The Student Government (SG) Supreme Court will deliberate on the appeals brought forth by a presidential candidate to one of his opponents.
The Election Rules Commission (ERC) at an appeals hearing Tuesday upheld point sanctions against presidential candidate Cesar Hernandez brought by opponent Andrew Cohen, saying Hernandez violated SG statutes when he used USF logos and trademarks in Facebook photos.
Hernandez’s campaign still disagrees with the ruling, so it appealed to the Supreme Court. According to SG statutes, “candidates who feel that points were assessed to them incorrectly during an election may appeal these points to the Supreme Court.”
Last week, Cohen filed six grievances, and the ERC formulized five points against Hernandez’s campaign. The points will not disqualify them from the election, but candidates must not exceed 10 points or they will face disqualification from the election.
Hernandez could not be present at the appeals hearing because of a scheduling conflict Tuesday, so Ken Getty, a graduate student on Hernandez’s campaign staff, represented him and brought his argument to Michael LeBlanc, supervisor of the ERC. Cohen was not present.
The photos show Hernandez and running mate Spencer Montgomery holding the “U” signs with Rocky D.
Bull.

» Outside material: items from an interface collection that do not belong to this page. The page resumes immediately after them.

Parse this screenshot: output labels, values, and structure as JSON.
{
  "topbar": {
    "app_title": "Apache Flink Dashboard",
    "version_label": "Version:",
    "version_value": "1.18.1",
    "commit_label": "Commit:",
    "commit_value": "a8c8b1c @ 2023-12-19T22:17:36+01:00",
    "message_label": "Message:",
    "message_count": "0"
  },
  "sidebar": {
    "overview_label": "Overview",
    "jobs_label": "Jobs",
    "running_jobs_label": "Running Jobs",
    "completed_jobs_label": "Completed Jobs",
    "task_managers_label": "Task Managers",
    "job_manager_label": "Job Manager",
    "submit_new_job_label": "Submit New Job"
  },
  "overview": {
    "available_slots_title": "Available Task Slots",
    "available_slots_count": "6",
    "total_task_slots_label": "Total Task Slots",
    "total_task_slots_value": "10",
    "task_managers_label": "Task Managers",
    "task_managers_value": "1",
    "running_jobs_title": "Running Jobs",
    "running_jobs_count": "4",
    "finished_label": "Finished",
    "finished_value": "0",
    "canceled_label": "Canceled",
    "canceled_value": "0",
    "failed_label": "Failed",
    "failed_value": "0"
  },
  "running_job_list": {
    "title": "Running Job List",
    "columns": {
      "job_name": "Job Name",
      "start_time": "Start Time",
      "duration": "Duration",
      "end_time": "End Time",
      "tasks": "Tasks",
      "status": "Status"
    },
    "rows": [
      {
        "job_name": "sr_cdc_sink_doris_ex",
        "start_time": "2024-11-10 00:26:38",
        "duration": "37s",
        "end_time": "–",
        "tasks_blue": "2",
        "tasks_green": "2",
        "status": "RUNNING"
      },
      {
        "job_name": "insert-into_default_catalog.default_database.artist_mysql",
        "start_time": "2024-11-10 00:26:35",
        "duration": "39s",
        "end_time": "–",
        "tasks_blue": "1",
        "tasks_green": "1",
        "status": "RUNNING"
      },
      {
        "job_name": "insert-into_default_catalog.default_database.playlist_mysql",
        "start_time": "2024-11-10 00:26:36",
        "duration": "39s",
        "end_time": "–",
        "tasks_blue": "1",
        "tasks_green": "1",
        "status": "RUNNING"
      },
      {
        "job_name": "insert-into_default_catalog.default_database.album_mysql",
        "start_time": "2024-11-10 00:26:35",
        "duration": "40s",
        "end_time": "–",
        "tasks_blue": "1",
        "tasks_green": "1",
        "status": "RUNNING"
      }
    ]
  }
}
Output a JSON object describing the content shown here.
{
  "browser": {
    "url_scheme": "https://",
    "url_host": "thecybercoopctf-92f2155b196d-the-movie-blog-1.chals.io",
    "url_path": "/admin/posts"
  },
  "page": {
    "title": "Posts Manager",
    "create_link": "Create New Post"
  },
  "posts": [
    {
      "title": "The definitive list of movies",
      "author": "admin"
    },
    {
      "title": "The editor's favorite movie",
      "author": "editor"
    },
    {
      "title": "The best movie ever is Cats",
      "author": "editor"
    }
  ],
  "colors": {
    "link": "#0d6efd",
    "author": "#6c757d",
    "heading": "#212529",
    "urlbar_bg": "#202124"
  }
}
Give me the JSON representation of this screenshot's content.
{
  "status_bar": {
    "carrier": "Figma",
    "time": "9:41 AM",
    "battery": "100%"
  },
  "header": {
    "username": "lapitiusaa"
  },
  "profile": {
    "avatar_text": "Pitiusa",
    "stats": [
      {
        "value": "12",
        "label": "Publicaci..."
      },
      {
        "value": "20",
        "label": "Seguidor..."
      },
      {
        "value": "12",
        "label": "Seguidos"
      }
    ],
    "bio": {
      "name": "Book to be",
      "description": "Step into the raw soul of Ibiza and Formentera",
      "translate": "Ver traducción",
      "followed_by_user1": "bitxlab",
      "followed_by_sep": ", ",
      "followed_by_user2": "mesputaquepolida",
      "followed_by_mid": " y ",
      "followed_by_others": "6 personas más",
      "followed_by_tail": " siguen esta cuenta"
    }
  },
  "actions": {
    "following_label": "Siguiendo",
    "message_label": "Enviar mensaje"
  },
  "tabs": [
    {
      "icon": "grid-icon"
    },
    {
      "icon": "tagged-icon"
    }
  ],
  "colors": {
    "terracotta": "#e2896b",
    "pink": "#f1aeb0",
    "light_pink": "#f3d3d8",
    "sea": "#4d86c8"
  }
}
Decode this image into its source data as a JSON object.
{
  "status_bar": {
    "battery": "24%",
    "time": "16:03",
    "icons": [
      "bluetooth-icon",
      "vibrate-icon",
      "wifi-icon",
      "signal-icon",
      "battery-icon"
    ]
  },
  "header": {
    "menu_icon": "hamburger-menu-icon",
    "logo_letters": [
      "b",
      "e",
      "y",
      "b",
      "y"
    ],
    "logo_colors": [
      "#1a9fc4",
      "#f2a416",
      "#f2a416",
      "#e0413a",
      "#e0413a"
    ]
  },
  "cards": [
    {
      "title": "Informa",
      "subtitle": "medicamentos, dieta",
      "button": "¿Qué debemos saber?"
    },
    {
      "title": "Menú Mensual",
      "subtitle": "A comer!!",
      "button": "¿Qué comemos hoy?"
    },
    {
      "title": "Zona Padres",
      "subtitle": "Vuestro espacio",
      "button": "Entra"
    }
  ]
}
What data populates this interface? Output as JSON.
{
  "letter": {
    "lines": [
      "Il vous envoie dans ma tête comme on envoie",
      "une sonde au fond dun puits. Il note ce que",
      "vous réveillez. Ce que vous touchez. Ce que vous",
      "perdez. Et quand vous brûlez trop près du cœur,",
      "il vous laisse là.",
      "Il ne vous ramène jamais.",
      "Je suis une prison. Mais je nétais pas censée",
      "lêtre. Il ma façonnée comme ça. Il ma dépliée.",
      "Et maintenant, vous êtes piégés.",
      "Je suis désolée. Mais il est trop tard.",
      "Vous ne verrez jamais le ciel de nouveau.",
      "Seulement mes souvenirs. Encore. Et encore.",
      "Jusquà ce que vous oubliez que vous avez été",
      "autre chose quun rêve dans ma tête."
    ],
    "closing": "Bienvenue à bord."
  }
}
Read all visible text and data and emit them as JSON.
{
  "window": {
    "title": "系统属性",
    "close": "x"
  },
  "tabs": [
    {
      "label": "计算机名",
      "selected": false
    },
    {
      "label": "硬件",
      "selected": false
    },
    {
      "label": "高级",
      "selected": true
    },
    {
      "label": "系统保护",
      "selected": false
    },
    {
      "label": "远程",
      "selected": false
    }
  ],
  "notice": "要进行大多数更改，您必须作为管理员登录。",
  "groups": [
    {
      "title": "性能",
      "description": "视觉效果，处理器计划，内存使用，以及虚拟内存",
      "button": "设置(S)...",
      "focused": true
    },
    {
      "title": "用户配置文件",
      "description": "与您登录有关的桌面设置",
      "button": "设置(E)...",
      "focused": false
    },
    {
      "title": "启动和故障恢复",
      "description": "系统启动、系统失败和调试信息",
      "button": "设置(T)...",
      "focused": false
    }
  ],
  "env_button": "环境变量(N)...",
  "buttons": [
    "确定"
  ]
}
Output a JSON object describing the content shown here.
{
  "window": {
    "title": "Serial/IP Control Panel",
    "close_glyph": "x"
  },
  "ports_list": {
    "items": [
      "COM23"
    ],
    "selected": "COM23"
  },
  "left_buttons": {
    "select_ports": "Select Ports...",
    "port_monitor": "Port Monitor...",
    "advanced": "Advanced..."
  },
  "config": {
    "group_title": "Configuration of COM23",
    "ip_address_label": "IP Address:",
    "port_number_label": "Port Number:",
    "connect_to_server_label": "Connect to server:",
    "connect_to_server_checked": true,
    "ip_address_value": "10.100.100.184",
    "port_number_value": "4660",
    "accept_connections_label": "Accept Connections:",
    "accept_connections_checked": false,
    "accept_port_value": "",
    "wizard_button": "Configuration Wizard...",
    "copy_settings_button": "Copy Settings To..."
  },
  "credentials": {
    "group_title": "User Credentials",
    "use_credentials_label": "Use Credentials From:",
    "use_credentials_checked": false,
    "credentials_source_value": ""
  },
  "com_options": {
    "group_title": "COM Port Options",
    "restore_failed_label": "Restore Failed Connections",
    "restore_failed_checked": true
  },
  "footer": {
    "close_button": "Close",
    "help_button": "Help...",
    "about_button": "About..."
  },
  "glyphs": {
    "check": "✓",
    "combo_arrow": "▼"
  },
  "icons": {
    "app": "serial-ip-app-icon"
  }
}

The caption below the photo said, “Even Rocky knows who to vote for … one vote Cesar and Spencer.”
They received two points apiece for two photos and one point for the third, but Getty said he thinks the ruling
is inconsistent because the photos are similar, and the campaign should only be charged one point with two pieces of photo evidences.
“What we are looking for is a point reduction,” Getty said. “We thought that five points were pretty inconsistent.”
LeBlanc said the five points are separate, and it’s the discretion of the ERC to decide grievances during elections. According to SG statutes, “official endorsement shall be at the discretion of the Election Rules Commission and its Rules and Procedures.”
“Looking at the photos with them and Rocky, I think it’s clear to the commission that it showed endorsement or could be seen as an official endorsement,” LeBlanc said. “There’s no way around that.”
Cohen initially filed the grievances anonymously because he didn’t believe the person filing the grievance should have anything to do with it. However, he was not allowed to file anonymously.
“Unfortunately, people are going to look at it and say, ‘Oh, Facebook photos? That’s ridiculous,’ but there is something deeper there,” Getty said. “People spend all the time and energy working toward something, and then it’s possibly being anonymously taken away by a form that’s very blatantly not filled out correctly. Yeah, you get angry about it. You want to exhaust all of your options in your defense.”
Once an appeal has been taken to the Supreme Court, it will deliberate privately and go into recess for no more than 48 hours for each justice to reflect on the evidence, according to court rules. Then, no earlier than 12 hours after recess, they meet to determine their final ruling on the case.